What you are asked to do:
The records beneath should be restated word for word.

[Web page and app entries]
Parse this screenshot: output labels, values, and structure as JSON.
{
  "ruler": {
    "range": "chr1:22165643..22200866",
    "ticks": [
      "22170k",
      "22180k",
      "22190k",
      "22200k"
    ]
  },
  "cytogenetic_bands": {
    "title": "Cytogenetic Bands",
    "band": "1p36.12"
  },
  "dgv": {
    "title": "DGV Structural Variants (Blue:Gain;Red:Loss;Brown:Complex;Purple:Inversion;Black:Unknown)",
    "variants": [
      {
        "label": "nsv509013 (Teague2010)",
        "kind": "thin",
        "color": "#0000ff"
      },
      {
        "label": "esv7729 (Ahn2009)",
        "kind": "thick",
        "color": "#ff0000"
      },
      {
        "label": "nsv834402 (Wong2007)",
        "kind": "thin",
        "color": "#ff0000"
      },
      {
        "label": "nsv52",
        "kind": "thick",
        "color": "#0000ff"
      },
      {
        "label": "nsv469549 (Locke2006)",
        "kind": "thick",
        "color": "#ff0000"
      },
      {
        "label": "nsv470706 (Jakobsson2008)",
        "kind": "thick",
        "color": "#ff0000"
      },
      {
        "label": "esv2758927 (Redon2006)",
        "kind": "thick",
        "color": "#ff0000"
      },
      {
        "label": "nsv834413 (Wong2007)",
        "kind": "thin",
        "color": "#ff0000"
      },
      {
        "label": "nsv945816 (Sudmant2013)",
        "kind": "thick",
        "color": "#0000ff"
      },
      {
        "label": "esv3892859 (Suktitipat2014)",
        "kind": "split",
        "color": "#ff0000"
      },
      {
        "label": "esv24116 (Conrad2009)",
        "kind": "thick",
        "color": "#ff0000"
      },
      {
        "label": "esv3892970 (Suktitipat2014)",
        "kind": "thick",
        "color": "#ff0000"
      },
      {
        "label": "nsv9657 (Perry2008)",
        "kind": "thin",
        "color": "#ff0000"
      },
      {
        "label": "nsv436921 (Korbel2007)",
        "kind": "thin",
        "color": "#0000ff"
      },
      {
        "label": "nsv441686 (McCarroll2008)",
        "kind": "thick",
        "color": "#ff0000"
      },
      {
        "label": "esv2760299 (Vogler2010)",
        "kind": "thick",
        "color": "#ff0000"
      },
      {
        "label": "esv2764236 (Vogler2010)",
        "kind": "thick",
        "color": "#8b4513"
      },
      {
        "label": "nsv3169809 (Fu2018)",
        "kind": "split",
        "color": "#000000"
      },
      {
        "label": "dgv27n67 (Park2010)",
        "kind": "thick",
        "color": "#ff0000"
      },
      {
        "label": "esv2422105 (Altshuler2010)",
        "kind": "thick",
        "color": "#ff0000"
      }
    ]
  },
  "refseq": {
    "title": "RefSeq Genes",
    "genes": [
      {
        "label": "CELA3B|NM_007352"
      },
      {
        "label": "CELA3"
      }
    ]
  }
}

Result below:
Parse this screenshot: output labels, values, and structure as JSON.
{
  "ruler": {
    "range": "chr1:22165643..22200866",
    "ticks": [
      "22170k",
      "22180k",
      "22190k",
      "22200k"
    ]
  },
  "cytogenetic_bands": {
    "title": "Cytogenetic Bands",
    "band": "1p36.12"
  },
  "dgv": {
    "title": "DGV Structural Variants (Blue:Gain;Red:Loss;Brown:Complex;Purple:Inversion;Black:Unknown)",
    "variants": [
      {
        "label": "nsv509013 (Teague2010)",
        "kind": "thin",
        "color": "#0000ff"
      },
      {
        "label": "esv7729 (Ahn2009)",
        "kind": "thick",
        "color": "#ff0000"
      },
      {
        "label": "nsv834402 (Wong2007)",
        "kind": "thin",
        "color": "#ff0000"
      },
      {
        "label": "nsv52",
        "kind": "thick",
        "color": "#0000ff"
      },
      {
        "label": "nsv469549 (Locke2006)",
        "kind": "thick",
        "color": "#ff0000"
      },
      {
        "label": "nsv470706 (Jakobsson2008)",
        "kind": "thick",
        "color": "#ff0000"
      },
      {
        "label": "esv2758927 (Redon2006)",
        "kind": "thick",
        "color": "#ff0000"
      },
      {
        "label": "nsv834413 (Wong2007)",
        "kind": "thin",
        "color": "#ff0000"
      },
      {
        "label": "nsv945816 (Sudmant2013)",
        "kind": "thick",
        "color": "#0000ff"
      },
      {
        "label": "esv3892859 (Suktitipat2014)",
        "kind": "split",
        "color": "#ff0000"
      },
      {
        "label": "esv24116 (Conrad2009)",
        "kind": "thick",
        "color": "#ff0000"
      },
      {
        "label": "esv3892970 (Suktitipat2014)",
        "kind": "thick",
        "color": "#ff0000"
      },
      {
        "label": "nsv9657 (Perry2008)",
        "kind": "thin",
        "color": "#ff0000"
      },
      {
        "label": "nsv436921 (Korbel2007)",
        "kind": "thin",
        "color": "#0000ff"
      },
      {
        "label": "nsv441686 (McCarroll2008)",
        "kind": "thick",
        "color": "#ff0000"
      },
      {
        "label": "esv2760299 (Vogler2010)",
        "kind": "thick",
        "color": "#ff0000"
      },
      {
        "label": "esv2764236 (Vogler2010)",
        "kind": "thick",
        "color": "#8b4513"
      },
      {
        "label": "nsv3169809 (Fu2018)",
        "kind": "split",
        "color": "#000000"
      },
      {
        "label": "dgv27n67 (Park2010)",
        "kind": "thick",
        "color": "#ff0000"
      },
      {
        "label": "esv2422105 (Altshuler2010)",
        "kind": "thick",
        "color": "#ff0000"
      }
    ]
  },
  "refseq": {
    "title": "RefSeq Genes",
    "genes": [
      {
        "label": "CELA3B|NM_007352"
      },
      {
        "label": "CELA3"
      }
    ]
  }
}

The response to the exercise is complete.